THE TASK:
Make an exact copy of all the entries below, with the pictures left out.

PROVIDED DATA:
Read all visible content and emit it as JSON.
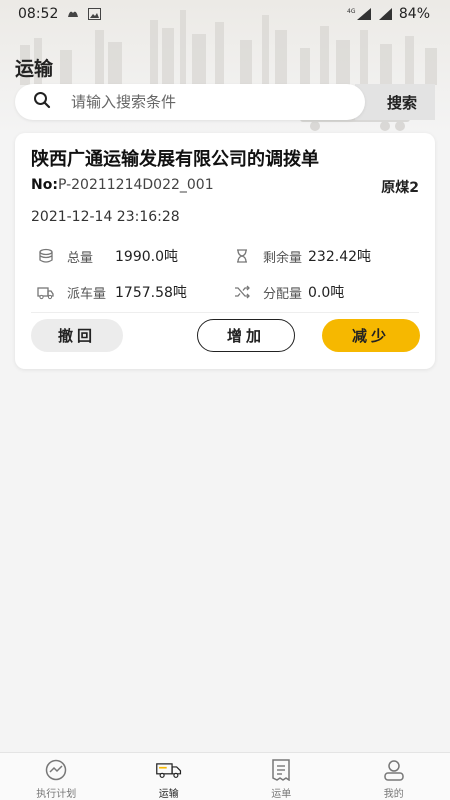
{
  "status_bar": {
    "time": "08:52",
    "battery": "84%",
    "network": "4G"
  },
  "header": {
    "title": "运输"
  },
  "search": {
    "placeholder": "请输入搜索条件",
    "button_label": "搜索"
  },
  "card": {
    "title": "陕西广通运输发展有限公司的调拨单",
    "no_label": "No:",
    "no_value": "P-20211214D022_001",
    "cargo": "原煤2",
    "datetime": "2021-12-14 23:16:28",
    "stats": [
      {
        "label": "总量",
        "value": "1990.0吨",
        "icon": "stack-icon"
      },
      {
        "label": "剩余量",
        "value": "232.42吨",
        "icon": "hourglass-icon"
      },
      {
        "label": "派车量",
        "value": "1757.58吨",
        "icon": "truck-icon"
      },
      {
        "label": "分配量",
        "value": "0.0吨",
        "icon": "shuffle-icon"
      }
    ],
    "buttons": {
      "revoke": "撤回",
      "add": "增加",
      "reduce": "减少"
    }
  },
  "tabbar": {
    "items": [
      {
        "label": "执行计划",
        "icon": "chart-circle-icon"
      },
      {
        "label": "运输",
        "icon": "truck-icon"
      },
      {
        "label": "运单",
        "icon": "receipt-icon"
      },
      {
        "label": "我的",
        "icon": "user-icon"
      }
    ],
    "active_index": 1
  },
  "colors": {
    "accent": "#f6b800",
    "background": "#f4f4f4"
  }
}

THE ANSWER:
Read all visible content and emit it as JSON.
{
  "status_bar": {
    "time": "08:52",
    "battery": "84%",
    "network": "4G"
  },
  "header": {
    "title": "运输"
  },
  "search": {
    "placeholder": "请输入搜索条件",
    "button_label": "搜索"
  },
  "card": {
    "title": "陕西广通运输发展有限公司的调拨单",
    "no_label": "No:",
    "no_value": "P-20211214D022_001",
    "cargo": "原煤2",
    "datetime": "2021-12-14 23:16:28",
    "stats": [
      {
        "label": "总量",
        "value": "1990.0吨",
        "icon": "stack-icon"
      },
      {
        "label": "剩余量",
        "value": "232.42吨",
        "icon": "hourglass-icon"
      },
      {
        "label": "派车量",
        "value": "1757.58吨",
        "icon": "truck-icon"
      },
      {
        "label": "分配量",
        "value": "0.0吨",
        "icon": "shuffle-icon"
      }
    ],
    "buttons": {
      "revoke": "撤回",
      "add": "增加",
      "reduce": "减少"
    }
  },
  "tabbar": {
    "items": [
      {
        "label": "执行计划",
        "icon": "chart-circle-icon"
      },
      {
        "label": "运输",
        "icon": "truck-icon"
      },
      {
        "label": "运单",
        "icon": "receipt-icon"
      },
      {
        "label": "我的",
        "icon": "user-icon"
      }
    ],
    "active_index": 1
  },
  "colors": {
    "accent": "#f6b800",
    "background": "#f4f4f4"
  }
}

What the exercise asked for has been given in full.